In addition to Ongwen, former LRA combatant Thomas Kwoyelo is facing war crimes charges before the ICD in Uganda’s domestic court system. Harriet Ssali, the ICD Registrar, who was also present at the dialogue, highlighted key activities of the ICD, including the proceedings against Kwoyelo, whose charges are yet to be confirmed. She also brought to light the fact that the ICD has handled 45 cases to date, although many people only know about Kwoyelo’s case. Ssali discussed the significance of the principle of complementarity under the Rome Statute, noting the importance of the ICC in Uganda’s judicial system.
“The ICC cannot prosecute all crimes and hence there is need for domestic processes at the national level,” she noted.
In response to concerns by Mapenduzi, the ICD Registrar emphasized the fact that crimes committed before 2002 can be prosecuted by the ICD. “Why have crimes committed before 2002 not been brought to the attention of the ICD? If there are cases between 1986 and 2001, they should be brought to the ICD,” she said.
Participants who attended the dialogue were also given an opportunity to ask questions and make comments.
Evelyn from Pabbo, Amuru District, asked to know why Ongwen is being tried in The Hague instead of Uganda. She also expressed the opinion that the ICC is currently preventing LRA fighters from surrendering because they fear being prosecuted like Ongwen.
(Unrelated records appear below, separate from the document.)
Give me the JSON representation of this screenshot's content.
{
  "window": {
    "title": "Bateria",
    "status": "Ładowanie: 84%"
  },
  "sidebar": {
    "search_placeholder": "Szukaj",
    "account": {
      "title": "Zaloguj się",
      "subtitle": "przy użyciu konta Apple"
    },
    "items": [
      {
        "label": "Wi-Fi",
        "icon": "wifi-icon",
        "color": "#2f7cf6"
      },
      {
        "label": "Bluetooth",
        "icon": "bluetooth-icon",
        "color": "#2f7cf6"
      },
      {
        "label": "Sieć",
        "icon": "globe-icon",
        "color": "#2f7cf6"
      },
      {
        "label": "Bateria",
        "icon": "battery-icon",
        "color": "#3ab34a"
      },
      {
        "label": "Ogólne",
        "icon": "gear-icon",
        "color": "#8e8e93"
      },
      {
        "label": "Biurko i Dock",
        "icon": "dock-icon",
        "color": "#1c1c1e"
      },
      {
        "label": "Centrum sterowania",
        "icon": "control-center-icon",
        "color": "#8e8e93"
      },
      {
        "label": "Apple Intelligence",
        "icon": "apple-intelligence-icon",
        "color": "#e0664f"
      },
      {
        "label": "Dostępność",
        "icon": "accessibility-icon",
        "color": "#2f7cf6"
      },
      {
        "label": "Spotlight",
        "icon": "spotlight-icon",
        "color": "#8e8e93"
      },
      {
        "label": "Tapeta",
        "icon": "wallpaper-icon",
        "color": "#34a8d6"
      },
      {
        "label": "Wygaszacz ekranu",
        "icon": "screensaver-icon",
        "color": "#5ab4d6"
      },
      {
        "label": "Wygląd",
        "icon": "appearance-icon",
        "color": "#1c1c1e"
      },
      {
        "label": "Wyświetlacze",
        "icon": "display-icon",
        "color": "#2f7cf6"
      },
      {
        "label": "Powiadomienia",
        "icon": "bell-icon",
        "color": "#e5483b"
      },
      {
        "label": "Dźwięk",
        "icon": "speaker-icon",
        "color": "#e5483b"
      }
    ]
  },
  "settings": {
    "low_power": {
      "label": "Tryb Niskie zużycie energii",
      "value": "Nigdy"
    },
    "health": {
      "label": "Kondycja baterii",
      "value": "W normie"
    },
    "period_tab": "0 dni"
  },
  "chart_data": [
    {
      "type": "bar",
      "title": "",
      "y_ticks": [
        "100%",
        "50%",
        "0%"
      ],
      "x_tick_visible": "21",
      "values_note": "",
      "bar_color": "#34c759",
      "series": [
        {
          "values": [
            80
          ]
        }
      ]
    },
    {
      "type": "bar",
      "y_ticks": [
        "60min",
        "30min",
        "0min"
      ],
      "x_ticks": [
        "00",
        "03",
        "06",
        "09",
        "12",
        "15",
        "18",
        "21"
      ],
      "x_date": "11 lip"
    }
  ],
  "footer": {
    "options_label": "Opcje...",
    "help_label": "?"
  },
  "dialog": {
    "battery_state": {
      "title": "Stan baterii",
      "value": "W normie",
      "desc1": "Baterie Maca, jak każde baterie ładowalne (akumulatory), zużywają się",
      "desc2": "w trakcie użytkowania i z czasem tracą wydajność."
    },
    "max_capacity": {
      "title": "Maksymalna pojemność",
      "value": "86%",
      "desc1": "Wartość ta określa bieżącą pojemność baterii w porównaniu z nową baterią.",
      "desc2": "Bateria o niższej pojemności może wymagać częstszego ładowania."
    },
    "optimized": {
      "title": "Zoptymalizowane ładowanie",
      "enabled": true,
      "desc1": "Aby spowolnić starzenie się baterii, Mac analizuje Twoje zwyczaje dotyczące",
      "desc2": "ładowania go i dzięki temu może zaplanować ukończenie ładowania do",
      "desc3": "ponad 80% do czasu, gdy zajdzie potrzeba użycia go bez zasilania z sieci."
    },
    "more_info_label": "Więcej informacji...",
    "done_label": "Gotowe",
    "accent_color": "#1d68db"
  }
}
Other participants questioned why only a limited number of suspects had been charged by the ICC and what will be done on behalf of victims at the conclusion of the court proceedings. Questions were also raised about state cooperation with the ICC as well as what would happen to the ICC investigation in northern Uganda after the Ongwen case concludes.
Many of the questions were not being asked for the first time. Victims had raised similar questions previously during outreach sessions in Uganda. The responses to many of the above questions were provided by Kamara, who noted in her closing remarks the fact that the ICC remains a court of last resort, thus emphasizing the significance of the principle of complementarity under the Rome Statute.
Lino Owor Ogora is a peace-building practitioner who has worked with victims of conflict in northern Uganda and South Sudan since 2006. He is also the Co-Founder of the Foundation for Justice and Development Initiatives (FJDI), a local Non-Government Organization based in Gulu District that works with children, youth, women and communities to promote justice, development and economic recovery in northern Uganda.